Even the most cautious individuals will more than likely experience a car accident at some point in their life. No matter how minor the accident may be, you need to know what to do if you find yourself in this situation.
1) Stop the vehicle:
When you are in an accident, stop your vehicle right away. If you are responsible for causing the accident, running or fleeing from the scene is a crime. You need to acknowledge and take responsibility for the error that you have made. If you have been hit by another individual, you need to stop, as well. There is the possibility that you may also get in trouble if you are the victim of an accident and leave the scene. Whether you are the victim of a traffic accident (or you caused it), stop and remain at the scene of the accident.
2) Check for Injuries:
Damage to your vehicle needs to be of secondary concern to the health and safety of yourself and the other individuals in your vehicle. Immediately check the other individuals in your vehicle and you for injuries. Call 911 if medical attention is needed for any of the affected parties.
3) If Necessary Call the Police:
In serious traffic accidents or in hit and run situations, authorities will need to be notified. Police may also be necessary at an accident site if your vehicle happens to cause traffic to back up or results in debris in the roadway. Minor incidents, such as fender benders, police may not be required. However, most insurance companies require policyholders to call the authorities if they want their damages to be covered.
4) Exchange Contact Information:
From a minor accident to a severe collision, you need to exchange contact information with the involved parties. Record the name, address, phone number, license plate number, and the driver’s license number of all of the individuals involved in the accident. This information will be utilized by your insurance provider to resolve the incident.
5) Document the Damage:
If you have a camera or cellphone that can take pictures, record the damage. If a camera is not available, write down a detailed description of the damage. This documentation should include information on your vehicle and the other vehicle(s) involved. Have all involved parties in the accident sign the documentation as proof that parties agree to the damages that occurred to both vehicles. If you hit another vehicle where the owner of that vehicle is not present, leave a note with your contact information. An example of this may be if you hit a parked car. If a note is not left, this could be considered a hit and run.
6) Contact Your Insurance Provider:
The final step is to contact your insurance provider to report detailed information about the incident. Failing to do so may result in a suspended license.
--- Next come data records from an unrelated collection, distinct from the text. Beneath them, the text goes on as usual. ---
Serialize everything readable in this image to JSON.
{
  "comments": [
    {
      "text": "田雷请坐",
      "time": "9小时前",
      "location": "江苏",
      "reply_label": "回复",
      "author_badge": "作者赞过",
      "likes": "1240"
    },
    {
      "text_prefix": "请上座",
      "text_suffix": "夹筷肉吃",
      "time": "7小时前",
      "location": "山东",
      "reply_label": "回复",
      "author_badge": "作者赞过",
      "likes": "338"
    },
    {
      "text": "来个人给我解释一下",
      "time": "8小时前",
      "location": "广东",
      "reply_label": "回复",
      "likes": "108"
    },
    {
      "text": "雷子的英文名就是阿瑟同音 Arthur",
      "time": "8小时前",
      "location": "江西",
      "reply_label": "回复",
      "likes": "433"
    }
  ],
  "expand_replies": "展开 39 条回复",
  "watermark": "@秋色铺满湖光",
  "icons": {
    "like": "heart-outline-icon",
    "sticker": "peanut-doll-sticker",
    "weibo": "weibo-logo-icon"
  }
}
This guest blog was written by Michael R. Casper, P.C. Attorney at Law, a personal injury attorney in Gainesville, GA. He has been serving Georgia for more than 30 years. Michael R. Casper is also a dedicated workers compensation attorney in Gainesville, Georgia.